▶ Extracted entries:
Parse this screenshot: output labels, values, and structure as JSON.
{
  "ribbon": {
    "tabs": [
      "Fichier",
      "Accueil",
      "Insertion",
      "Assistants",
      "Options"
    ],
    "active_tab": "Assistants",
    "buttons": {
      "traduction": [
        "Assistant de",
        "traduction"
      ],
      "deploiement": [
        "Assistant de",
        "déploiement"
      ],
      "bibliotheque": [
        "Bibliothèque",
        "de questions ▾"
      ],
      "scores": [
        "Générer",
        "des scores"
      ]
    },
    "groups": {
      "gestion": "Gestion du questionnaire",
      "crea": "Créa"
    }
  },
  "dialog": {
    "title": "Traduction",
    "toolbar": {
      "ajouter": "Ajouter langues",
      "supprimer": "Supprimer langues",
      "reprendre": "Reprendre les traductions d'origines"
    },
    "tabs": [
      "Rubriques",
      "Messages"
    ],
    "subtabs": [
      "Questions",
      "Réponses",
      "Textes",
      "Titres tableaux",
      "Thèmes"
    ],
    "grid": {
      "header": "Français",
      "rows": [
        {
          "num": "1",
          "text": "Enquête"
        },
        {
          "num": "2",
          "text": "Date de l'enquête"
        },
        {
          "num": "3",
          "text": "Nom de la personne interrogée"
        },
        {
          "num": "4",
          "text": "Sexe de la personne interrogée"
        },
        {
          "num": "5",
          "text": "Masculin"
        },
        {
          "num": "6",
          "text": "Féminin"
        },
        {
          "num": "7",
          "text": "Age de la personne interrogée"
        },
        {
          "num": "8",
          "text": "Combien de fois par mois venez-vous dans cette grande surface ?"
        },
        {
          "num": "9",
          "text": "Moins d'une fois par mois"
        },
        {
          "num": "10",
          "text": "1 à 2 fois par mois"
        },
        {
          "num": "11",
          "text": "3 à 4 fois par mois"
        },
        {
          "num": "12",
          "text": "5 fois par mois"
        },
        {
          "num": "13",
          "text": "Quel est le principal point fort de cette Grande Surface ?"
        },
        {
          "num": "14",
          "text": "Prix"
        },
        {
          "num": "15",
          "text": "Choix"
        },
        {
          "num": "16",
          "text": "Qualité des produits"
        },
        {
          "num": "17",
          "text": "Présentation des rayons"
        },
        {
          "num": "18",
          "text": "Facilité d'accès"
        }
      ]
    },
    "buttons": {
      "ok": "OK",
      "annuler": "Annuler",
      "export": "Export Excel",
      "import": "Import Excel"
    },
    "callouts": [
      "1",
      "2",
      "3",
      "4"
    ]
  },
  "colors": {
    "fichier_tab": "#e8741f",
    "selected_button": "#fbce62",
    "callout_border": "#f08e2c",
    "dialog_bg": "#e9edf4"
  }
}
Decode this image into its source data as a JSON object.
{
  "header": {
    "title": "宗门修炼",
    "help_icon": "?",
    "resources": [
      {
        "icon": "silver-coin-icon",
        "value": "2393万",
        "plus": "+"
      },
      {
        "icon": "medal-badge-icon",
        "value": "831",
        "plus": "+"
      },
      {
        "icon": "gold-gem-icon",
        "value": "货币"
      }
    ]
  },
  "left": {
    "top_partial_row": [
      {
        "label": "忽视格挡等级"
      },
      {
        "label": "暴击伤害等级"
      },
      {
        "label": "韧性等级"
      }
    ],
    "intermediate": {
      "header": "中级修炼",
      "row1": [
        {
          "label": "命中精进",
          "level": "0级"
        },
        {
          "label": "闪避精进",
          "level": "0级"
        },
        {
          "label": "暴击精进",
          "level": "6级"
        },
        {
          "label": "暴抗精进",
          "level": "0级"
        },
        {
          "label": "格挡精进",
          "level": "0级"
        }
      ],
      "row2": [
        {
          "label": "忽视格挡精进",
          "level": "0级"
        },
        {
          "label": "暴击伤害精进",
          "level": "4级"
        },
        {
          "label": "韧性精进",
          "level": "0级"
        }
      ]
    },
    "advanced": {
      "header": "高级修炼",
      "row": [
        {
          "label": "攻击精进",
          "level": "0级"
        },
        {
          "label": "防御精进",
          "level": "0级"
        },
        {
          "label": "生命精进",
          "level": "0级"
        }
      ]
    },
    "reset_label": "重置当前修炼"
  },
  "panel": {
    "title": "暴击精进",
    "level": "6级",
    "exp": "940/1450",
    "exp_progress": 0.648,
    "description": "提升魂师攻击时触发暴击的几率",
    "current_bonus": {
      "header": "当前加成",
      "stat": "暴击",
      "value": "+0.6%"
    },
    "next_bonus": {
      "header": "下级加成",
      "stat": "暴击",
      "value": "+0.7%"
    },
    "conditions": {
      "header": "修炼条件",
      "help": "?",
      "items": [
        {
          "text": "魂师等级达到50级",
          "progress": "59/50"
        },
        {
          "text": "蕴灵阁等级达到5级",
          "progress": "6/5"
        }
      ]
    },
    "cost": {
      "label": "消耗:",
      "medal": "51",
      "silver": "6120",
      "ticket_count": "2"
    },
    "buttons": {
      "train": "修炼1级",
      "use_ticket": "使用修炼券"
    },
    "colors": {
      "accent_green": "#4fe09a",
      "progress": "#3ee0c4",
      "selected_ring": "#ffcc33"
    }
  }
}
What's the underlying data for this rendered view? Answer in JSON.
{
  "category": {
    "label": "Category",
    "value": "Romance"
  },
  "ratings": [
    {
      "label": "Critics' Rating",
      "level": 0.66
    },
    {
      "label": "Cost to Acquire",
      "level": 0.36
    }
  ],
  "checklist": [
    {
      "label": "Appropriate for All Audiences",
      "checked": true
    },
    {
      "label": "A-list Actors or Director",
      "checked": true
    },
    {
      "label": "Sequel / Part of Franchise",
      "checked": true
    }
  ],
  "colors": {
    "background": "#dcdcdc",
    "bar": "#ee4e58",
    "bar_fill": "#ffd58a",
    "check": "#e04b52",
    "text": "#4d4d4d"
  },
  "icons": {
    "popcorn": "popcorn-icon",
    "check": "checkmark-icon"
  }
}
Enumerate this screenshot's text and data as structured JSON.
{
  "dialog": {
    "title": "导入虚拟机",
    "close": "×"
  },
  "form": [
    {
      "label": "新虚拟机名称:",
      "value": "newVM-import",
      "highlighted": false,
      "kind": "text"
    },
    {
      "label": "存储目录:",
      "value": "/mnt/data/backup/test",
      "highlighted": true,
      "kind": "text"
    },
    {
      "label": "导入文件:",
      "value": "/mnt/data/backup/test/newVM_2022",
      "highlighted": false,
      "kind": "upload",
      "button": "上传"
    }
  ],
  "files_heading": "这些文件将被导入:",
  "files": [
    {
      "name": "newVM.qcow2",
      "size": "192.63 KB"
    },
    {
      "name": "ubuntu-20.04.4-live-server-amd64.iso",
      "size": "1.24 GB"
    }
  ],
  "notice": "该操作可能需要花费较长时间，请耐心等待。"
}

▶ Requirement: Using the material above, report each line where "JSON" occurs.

▶ Answer to this task:
Parse this screenshot: output labels, values, and structure as JSON.
Decode this image into its source data as a JSON object.
What's the underlying data for this rendered view? Answer in JSON.
Enumerate this screenshot's text and data as structured JSON.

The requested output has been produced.